Supplied entries:
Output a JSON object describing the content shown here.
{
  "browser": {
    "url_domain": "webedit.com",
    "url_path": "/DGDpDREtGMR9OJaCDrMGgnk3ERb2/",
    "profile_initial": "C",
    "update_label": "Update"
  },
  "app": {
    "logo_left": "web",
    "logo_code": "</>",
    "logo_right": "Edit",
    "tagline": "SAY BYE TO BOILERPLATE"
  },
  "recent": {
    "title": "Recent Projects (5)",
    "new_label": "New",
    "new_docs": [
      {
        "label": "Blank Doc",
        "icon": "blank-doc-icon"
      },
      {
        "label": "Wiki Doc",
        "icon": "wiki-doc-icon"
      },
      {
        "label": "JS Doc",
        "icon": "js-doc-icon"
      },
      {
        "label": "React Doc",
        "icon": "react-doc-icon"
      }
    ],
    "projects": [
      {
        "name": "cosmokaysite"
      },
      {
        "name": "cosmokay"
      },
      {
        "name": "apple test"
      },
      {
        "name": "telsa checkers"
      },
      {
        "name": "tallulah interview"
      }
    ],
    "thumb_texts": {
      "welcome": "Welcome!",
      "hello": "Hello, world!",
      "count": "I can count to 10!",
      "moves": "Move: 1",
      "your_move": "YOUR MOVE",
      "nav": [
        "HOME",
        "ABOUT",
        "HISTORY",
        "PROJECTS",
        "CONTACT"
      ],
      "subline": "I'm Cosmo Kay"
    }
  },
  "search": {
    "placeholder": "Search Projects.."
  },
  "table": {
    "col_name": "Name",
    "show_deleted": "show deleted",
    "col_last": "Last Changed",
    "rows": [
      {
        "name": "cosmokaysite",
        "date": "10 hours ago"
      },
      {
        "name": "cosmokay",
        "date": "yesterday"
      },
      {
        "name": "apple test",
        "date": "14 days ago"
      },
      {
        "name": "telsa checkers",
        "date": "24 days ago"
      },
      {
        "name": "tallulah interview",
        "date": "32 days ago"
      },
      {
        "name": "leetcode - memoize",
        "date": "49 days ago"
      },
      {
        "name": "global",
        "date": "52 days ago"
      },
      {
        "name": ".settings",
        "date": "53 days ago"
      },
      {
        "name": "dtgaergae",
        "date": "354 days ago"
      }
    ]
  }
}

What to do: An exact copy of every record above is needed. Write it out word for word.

Exercise result:
Output a JSON object describing the content shown here.
{
  "browser": {
    "url_domain": "webedit.com",
    "url_path": "/DGDpDREtGMR9OJaCDrMGgnk3ERb2/",
    "profile_initial": "C",
    "update_label": "Update"
  },
  "app": {
    "logo_left": "web",
    "logo_code": "</>",
    "logo_right": "Edit",
    "tagline": "SAY BYE TO BOILERPLATE"
  },
  "recent": {
    "title": "Recent Projects (5)",
    "new_label": "New",
    "new_docs": [
      {
        "label": "Blank Doc",
        "icon": "blank-doc-icon"
      },
      {
        "label": "Wiki Doc",
        "icon": "wiki-doc-icon"
      },
      {
        "label": "JS Doc",
        "icon": "js-doc-icon"
      },
      {
        "label": "React Doc",
        "icon": "react-doc-icon"
      }
    ],
    "projects": [
      {
        "name": "cosmokaysite"
      },
      {
        "name": "cosmokay"
      },
      {
        "name": "apple test"
      },
      {
        "name": "telsa checkers"
      },
      {
        "name": "tallulah interview"
      }
    ],
    "thumb_texts": {
      "welcome": "Welcome!",
      "hello": "Hello, world!",
      "count": "I can count to 10!",
      "moves": "Move: 1",
      "your_move": "YOUR MOVE",
      "nav": [
        "HOME",
        "ABOUT",
        "HISTORY",
        "PROJECTS",
        "CONTACT"
      ],
      "subline": "I'm Cosmo Kay"
    }
  },
  "search": {
    "placeholder": "Search Projects.."
  },
  "table": {
    "col_name": "Name",
    "show_deleted": "show deleted",
    "col_last": "Last Changed",
    "rows": [
      {
        "name": "cosmokaysite",
        "date": "10 hours ago"
      },
      {
        "name": "cosmokay",
        "date": "yesterday"
      },
      {
        "name": "apple test",
        "date": "14 days ago"
      },
      {
        "name": "telsa checkers",
        "date": "24 days ago"
      },
      {
        "name": "tallulah interview",
        "date": "32 days ago"
      },
      {
        "name": "leetcode - memoize",
        "date": "49 days ago"
      },
      {
        "name": "global",
        "date": "52 days ago"
      },
      {
        "name": ".settings",
        "date": "53 days ago"
      },
      {
        "name": "dtgaergae",
        "date": "354 days ago"
      }
    ]
  }
}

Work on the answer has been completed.